WHAT THIS TASK INVOLVES :: The following entries are to be retyped in full, exactly as written.

DATA RECORDS ::
▼

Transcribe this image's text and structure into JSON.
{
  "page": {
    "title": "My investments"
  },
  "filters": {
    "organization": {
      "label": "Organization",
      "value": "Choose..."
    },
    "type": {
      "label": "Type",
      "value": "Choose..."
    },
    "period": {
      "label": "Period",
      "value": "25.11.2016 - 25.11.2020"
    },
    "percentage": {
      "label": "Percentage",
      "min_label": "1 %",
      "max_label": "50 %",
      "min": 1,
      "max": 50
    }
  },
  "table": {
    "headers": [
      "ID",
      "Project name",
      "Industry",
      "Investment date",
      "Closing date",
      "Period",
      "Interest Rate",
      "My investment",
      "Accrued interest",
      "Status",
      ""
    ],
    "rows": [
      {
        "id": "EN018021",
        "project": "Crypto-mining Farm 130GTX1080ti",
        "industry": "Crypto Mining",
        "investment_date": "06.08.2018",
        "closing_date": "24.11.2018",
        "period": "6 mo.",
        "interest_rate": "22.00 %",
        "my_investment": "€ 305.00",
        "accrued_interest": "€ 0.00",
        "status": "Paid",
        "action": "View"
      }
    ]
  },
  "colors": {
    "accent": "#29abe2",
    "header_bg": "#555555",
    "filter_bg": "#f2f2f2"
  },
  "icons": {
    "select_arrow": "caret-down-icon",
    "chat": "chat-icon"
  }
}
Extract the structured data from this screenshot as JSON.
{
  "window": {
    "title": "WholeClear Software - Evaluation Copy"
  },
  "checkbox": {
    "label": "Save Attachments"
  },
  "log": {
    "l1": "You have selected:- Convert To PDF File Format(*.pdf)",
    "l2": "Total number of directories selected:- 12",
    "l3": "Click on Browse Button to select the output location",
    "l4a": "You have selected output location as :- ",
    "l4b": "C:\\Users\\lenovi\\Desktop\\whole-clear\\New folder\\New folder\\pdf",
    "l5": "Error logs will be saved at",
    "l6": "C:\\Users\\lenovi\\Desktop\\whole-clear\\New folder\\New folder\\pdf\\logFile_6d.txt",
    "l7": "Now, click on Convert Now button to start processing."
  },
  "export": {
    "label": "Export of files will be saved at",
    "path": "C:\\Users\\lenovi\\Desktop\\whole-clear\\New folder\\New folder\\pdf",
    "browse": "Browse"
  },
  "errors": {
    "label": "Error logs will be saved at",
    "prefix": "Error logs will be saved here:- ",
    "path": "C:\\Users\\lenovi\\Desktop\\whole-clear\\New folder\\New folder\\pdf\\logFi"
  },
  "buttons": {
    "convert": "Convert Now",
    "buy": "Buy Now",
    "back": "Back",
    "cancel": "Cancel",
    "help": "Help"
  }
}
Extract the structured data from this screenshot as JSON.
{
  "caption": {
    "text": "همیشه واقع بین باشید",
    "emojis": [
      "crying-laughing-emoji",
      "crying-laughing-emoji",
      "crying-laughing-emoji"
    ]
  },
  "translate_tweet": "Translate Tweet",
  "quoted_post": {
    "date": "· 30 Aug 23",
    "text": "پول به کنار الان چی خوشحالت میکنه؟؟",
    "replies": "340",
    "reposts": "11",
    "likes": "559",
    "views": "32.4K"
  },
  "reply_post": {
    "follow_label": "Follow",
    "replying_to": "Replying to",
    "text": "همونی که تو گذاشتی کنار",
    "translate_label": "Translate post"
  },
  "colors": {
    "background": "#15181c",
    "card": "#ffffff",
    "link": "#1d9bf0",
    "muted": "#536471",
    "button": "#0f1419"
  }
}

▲

YOUR SOLUTION ::
Transcribe this image's text and structure into JSON.
{
  "page": {
    "title": "My investments"
  },
  "filters": {
    "organization": {
      "label": "Organization",
      "value": "Choose..."
    },
    "type": {
      "label": "Type",
      "value": "Choose..."
    },
    "period": {
      "label": "Period",
      "value": "25.11.2016 - 25.11.2020"
    },
    "percentage": {
      "label": "Percentage",
      "min_label": "1 %",
      "max_label": "50 %",
      "min": 1,
      "max": 50
    }
  },
  "table": {
    "headers": [
      "ID",
      "Project name",
      "Industry",
      "Investment date",
      "Closing date",
      "Period",
      "Interest Rate",
      "My investment",
      "Accrued interest",
      "Status",
      ""
    ],
    "rows": [
      {
        "id": "EN018021",
        "project": "Crypto-mining Farm 130GTX1080ti",
        "industry": "Crypto Mining",
        "investment_date": "06.08.2018",
        "closing_date": "24.11.2018",
        "period": "6 mo.",
        "interest_rate": "22.00 %",
        "my_investment": "€ 305.00",
        "accrued_interest": "€ 0.00",
        "status": "Paid",
        "action": "View"
      }
    ]
  },
  "colors": {
    "accent": "#29abe2",
    "header_bg": "#555555",
    "filter_bg": "#f2f2f2"
  },
  "icons": {
    "select_arrow": "caret-down-icon",
    "chat": "chat-icon"
  }
}
Extract the structured data from this screenshot as JSON.
{
  "window": {
    "title": "WholeClear Software - Evaluation Copy"
  },
  "checkbox": {
    "label": "Save Attachments"
  },
  "log": {
    "l1": "You have selected:- Convert To PDF File Format(*.pdf)",
    "l2": "Total number of directories selected:- 12",
    "l3": "Click on Browse Button to select the output location",
    "l4a": "You have selected output location as :- ",
    "l4b": "C:\\Users\\lenovi\\Desktop\\whole-clear\\New folder\\New folder\\pdf",
    "l5": "Error logs will be saved at",
    "l6": "C:\\Users\\lenovi\\Desktop\\whole-clear\\New folder\\New folder\\pdf\\logFile_6d.txt",
    "l7": "Now, click on Convert Now button to start processing."
  },
  "export": {
    "label": "Export of files will be saved at",
    "path": "C:\\Users\\lenovi\\Desktop\\whole-clear\\New folder\\New folder\\pdf",
    "browse": "Browse"
  },
  "errors": {
    "label": "Error logs will be saved at",
    "prefix": "Error logs will be saved here:- ",
    "path": "C:\\Users\\lenovi\\Desktop\\whole-clear\\New folder\\New folder\\pdf\\logFi"
  },
  "buttons": {
    "convert": "Convert Now",
    "buy": "Buy Now",
    "back": "Back",
    "cancel": "Cancel",
    "help": "Help"
  }
}
Extract the structured data from this screenshot as JSON.
{
  "caption": {
    "text": "همیشه واقع بین باشید",
    "emojis": [
      "crying-laughing-emoji",
      "crying-laughing-emoji",
      "crying-laughing-emoji"
    ]
  },
  "translate_tweet": "Translate Tweet",
  "quoted_post": {
    "date": "· 30 Aug 23",
    "text": "پول به کنار الان چی خوشحالت میکنه؟؟",
    "replies": "340",
    "reposts": "11",
    "likes": "559",
    "views": "32.4K"
  },
  "reply_post": {
    "follow_label": "Follow",
    "replying_to": "Replying to",
    "text": "همونی که تو گذاشتی کنار",
    "translate_label": "Translate post"
  },
  "colors": {
    "background": "#15181c",
    "card": "#ffffff",
    "link": "#1d9bf0",
    "muted": "#536471",
    "button": "#0f1419"
  }
}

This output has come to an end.